** To do **
Lines below that include the word "value" should each be copied.

Start of Dataset extract

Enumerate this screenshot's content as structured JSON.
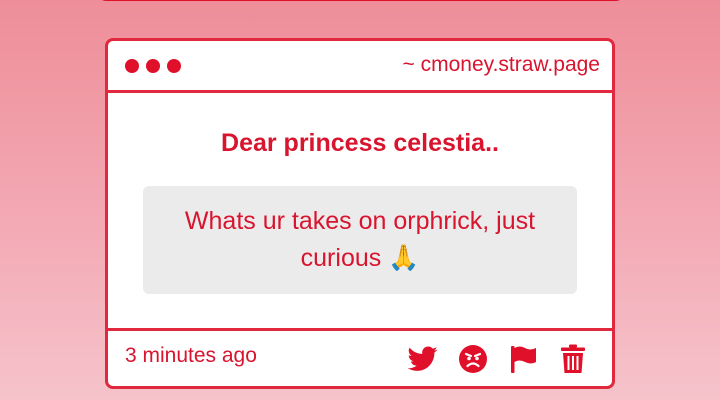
{
  "card": {
    "site_url": "~ cmoney.straw.page",
    "title": "Dear princess celestia..",
    "message": "Whats ur takes on orphrick, just curious 🙏",
    "timestamp": "3 minutes ago"
  },
  "icons": {
    "share": "twitter-icon",
    "react": "angry-face-icon",
    "report": "flag-icon",
    "delete": "trash-icon"
  },
  "colors": {
    "accent": "#e0102b",
    "message_background": "#ecebec",
    "page_gradient_top": "#ee8e99",
    "page_gradient_bottom": "#f6c3cb"
  }
}
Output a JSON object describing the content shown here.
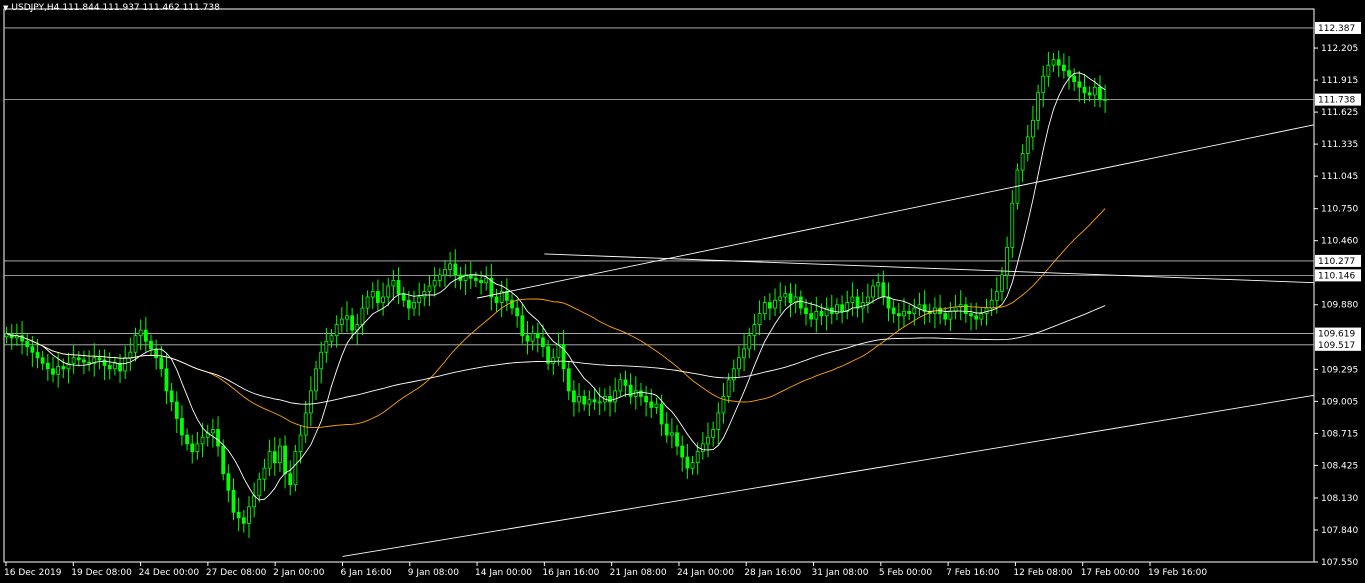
{
  "header": {
    "symbol_timeframe": "USDJPY,H4",
    "ohlc": "111.844 111.937 111.462 111.738"
  },
  "colors": {
    "background": "#000000",
    "bull_candle": "#00ff00",
    "bear_candle": "#00ff00",
    "horizontal_line": "#c0c0c0",
    "trend_line": "#ffffff",
    "ma_fast": "#ffffff",
    "ma_mid": "#ffa500",
    "ma_slow": "#ffffff",
    "axis": "#ffffff",
    "price_label_bg": "#ffffff",
    "price_label_text": "#000000"
  },
  "chart_data": {
    "type": "candlestick",
    "symbol": "USDJPY",
    "timeframe": "H4",
    "ylim": [
      107.55,
      112.45
    ],
    "y_ticks": [
      "112.205",
      "111.915",
      "111.625",
      "111.335",
      "111.045",
      "110.750",
      "110.460",
      "109.880",
      "109.295",
      "109.005",
      "108.715",
      "108.425",
      "108.130",
      "107.840",
      "107.550"
    ],
    "x_ticks": [
      "16 Dec 2019",
      "19 Dec 08:00",
      "24 Dec 00:00",
      "27 Dec 08:00",
      "2 Jan 00:00",
      "6 Jan 16:00",
      "9 Jan 08:00",
      "14 Jan 00:00",
      "16 Jan 16:00",
      "21 Jan 08:00",
      "24 Jan 00:00",
      "28 Jan 16:00",
      "31 Jan 08:00",
      "5 Feb 00:00",
      "7 Feb 16:00",
      "12 Feb 08:00",
      "17 Feb 00:00",
      "19 Feb 16:00"
    ],
    "horizontal_lines": [
      {
        "label": "112.387",
        "value": 112.387
      },
      {
        "label": "111.738",
        "value": 111.738
      },
      {
        "label": "110.277",
        "value": 110.277
      },
      {
        "label": "110.146",
        "value": 110.146
      },
      {
        "label": "109.619",
        "value": 109.619
      },
      {
        "label": "109.517",
        "value": 109.517
      }
    ],
    "bars_count": 222,
    "closes": [
      109.62,
      109.58,
      109.6,
      109.55,
      109.5,
      109.45,
      109.4,
      109.35,
      109.3,
      109.25,
      109.32,
      109.3,
      109.35,
      109.4,
      109.38,
      109.36,
      109.35,
      109.4,
      109.38,
      109.33,
      109.3,
      109.35,
      109.28,
      109.4,
      109.45,
      109.6,
      109.65,
      109.55,
      109.48,
      109.4,
      109.3,
      109.1,
      109.0,
      108.85,
      108.7,
      108.62,
      108.55,
      108.62,
      108.68,
      108.72,
      108.75,
      108.6,
      108.35,
      108.2,
      108.0,
      107.95,
      107.9,
      108.05,
      108.15,
      108.3,
      108.4,
      108.55,
      108.45,
      108.6,
      108.35,
      108.25,
      108.55,
      108.7,
      108.9,
      109.1,
      109.3,
      109.45,
      109.55,
      109.6,
      109.7,
      109.75,
      109.78,
      109.65,
      109.7,
      109.85,
      109.95,
      110.0,
      109.9,
      109.95,
      110.05,
      110.1,
      109.98,
      109.92,
      109.85,
      109.9,
      109.95,
      110.0,
      110.05,
      110.1,
      110.15,
      110.2,
      110.25,
      110.15,
      110.1,
      110.15,
      110.12,
      110.1,
      110.08,
      110.12,
      109.95,
      109.9,
      110.0,
      109.92,
      109.85,
      109.78,
      109.6,
      109.55,
      109.62,
      109.58,
      109.5,
      109.35,
      109.4,
      109.52,
      109.3,
      109.1,
      109.0,
      109.05,
      108.98,
      109.02,
      109.0,
      109.0,
      109.05,
      109.0,
      109.1,
      109.2,
      109.15,
      109.05,
      109.1,
      109.05,
      109.0,
      108.95,
      108.98,
      108.8,
      108.7,
      108.72,
      108.6,
      108.5,
      108.4,
      108.45,
      108.55,
      108.62,
      108.68,
      108.75,
      108.9,
      109.05,
      109.2,
      109.3,
      109.4,
      109.48,
      109.6,
      109.7,
      109.8,
      109.9,
      109.85,
      109.92,
      109.95,
      109.98,
      109.9,
      109.95,
      109.85,
      109.8,
      109.75,
      109.82,
      109.78,
      109.85,
      109.8,
      109.88,
      109.82,
      109.9,
      109.95,
      109.85,
      109.9,
      109.95,
      110.05,
      110.08,
      109.95,
      109.85,
      109.8,
      109.78,
      109.82,
      109.8,
      109.85,
      109.88,
      109.82,
      109.8,
      109.85,
      109.8,
      109.75,
      109.82,
      109.86,
      109.88,
      109.8,
      109.78,
      109.75,
      109.8,
      109.85,
      109.92,
      110.0,
      110.15,
      110.4,
      110.8,
      111.1,
      111.25,
      111.4,
      111.55,
      111.8,
      111.95,
      112.05,
      112.1,
      112.05,
      112.0,
      111.95,
      111.9,
      111.85,
      111.8,
      111.78,
      111.85,
      111.74,
      111.738
    ],
    "trend_lines": [
      {
        "from": [
          "14 Jan 00:00",
          109.94
        ],
        "to": [
          "end",
          111.51
        ]
      },
      {
        "from": [
          "16 Jan 16:00",
          110.34
        ],
        "to": [
          "end",
          110.08
        ]
      },
      {
        "from": [
          "6 Jan 16:00",
          107.6
        ],
        "to": [
          "end",
          109.06
        ]
      }
    ]
  }
}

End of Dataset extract

** Task response **
        "value": 112.387
        "value": 111.738
        "value": 110.277
        "value": 110.146
        "value": 109.619
        "value": 109.517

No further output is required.